MAGNA CARTA CANCELLED BY ORDER OF BRUSSELS
A slow poison in the body politic
Increased powers for the EU's operational police force, Europol, are one part of a scheme to create a unified system of law enforcement across the EU. The EU has also established a paramilitary gendarmerie. The British government has repeatedly refused in Parliament to guarantee that it will not be deployed here. Like most EU projects, these things work like a slow-acting poison in the body politic and started a long time ago.
Back in April 1999, the European parliament voted to accept a document called “Corpus Juris” (Body of Law), a legal code for the whole of the EU. It provided for a prosecutor with authority to lock people up on mere suspicion without bringing any charge.
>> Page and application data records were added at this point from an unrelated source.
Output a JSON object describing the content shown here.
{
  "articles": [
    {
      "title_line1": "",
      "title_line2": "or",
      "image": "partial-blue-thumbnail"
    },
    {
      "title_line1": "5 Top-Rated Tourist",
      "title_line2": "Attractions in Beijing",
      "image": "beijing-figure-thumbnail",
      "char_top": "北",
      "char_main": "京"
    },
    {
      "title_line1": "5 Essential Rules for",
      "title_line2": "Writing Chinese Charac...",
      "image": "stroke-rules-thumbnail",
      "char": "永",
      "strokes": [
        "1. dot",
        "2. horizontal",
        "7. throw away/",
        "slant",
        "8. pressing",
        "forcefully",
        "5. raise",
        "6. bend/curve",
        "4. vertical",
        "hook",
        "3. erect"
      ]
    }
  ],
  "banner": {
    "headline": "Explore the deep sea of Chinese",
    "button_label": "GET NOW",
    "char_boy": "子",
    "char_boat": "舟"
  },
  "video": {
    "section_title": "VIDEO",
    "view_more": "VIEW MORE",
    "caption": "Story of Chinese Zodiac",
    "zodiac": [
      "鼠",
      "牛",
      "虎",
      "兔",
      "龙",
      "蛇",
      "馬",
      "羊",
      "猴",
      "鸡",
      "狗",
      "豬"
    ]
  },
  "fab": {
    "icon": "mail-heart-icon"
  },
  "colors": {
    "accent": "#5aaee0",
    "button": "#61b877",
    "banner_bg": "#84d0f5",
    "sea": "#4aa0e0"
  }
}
The document itself says that the aim is “ a fairer and more efficient system of repression”. It also abolishes both Habeas Corpus (compelling the state to produce a remand prisoner in open court) and trial by jury.
This system was opposed both by Labour and Conservatives in Britain. The responsible minister at the time was Kate Hoey, who took a very strong line. Yet Labour and Conservative MEPs both voted for this alien system. The Conservatives eventually admitted that they had “pressed the wrong button”. Labour MEPs never did come clean. I should emphasise that this happened before Roger Helmer was elected as an MEP! I was standing against him for UKIP at the time.
The reason for the strange vote is simple enough. MEPs mostly do not know what they are voting about. They vote on hundreds of items in an hour, long separated from any debate. Unless they have taken a particular interest in a matter, they simply vote to a “shopping list” provided by their parliamentary group. That is the extent of democratic input into the EU law-making process.
The late Phillip Whitehead MEP (Labour), whom I rather liked personally, wrote in the local press that he stood foursquare behind long-established British legal rights, like those in Magna Carta and the Bill of Rights, but it didn't stop him voting for Corpus Juris which would abolish most of them over time. That time is now very close.
Two men were recently extradited to Latvia under a European Arrest Warrant which is another building block of the Corpus Juris system. Some EU countries are so corrupt that even the EU Commission has noticed. Yet British courts are compelled to enforce the warrants of these courts as equivalent to our own.
Charged with assaulting a police officer, the men spent three months banged up, were tried and found not guilty. The prosecutor then appealed against the acquittal and they had to face trial again. Roman Law systems do not have a rule against double jeopardy. The chief prosecution witness was too ill to appear this time, so the matter is still hanging over them. Roger Helmer MEP (Conservative) went to Latvia to intercede with the authorities to have the matter dropped but, so far, without success.
The Lisbon treaty provides for the creation of a European Public Prosecutor. For the time being Britain has an opt out but the government can decide to opt in to this inquisitorial system of “investigative detention” at any time and does not need to ask Parliament's permission.
It was a kind gesture of Roger Helmer's to support these unfortunate men, placed in double jeopardy in an alien system but it was just a gesture. The only way to guarantee rights, which have existed in this country for hundreds of years, is for British courts to refuse to execute the warrants of foreign prosecutors unless they produce prima facie evidence. To do that we have to leave the EU. I am sure that Mr. Helmer's party would romp home with a large majority if it promised to do just that.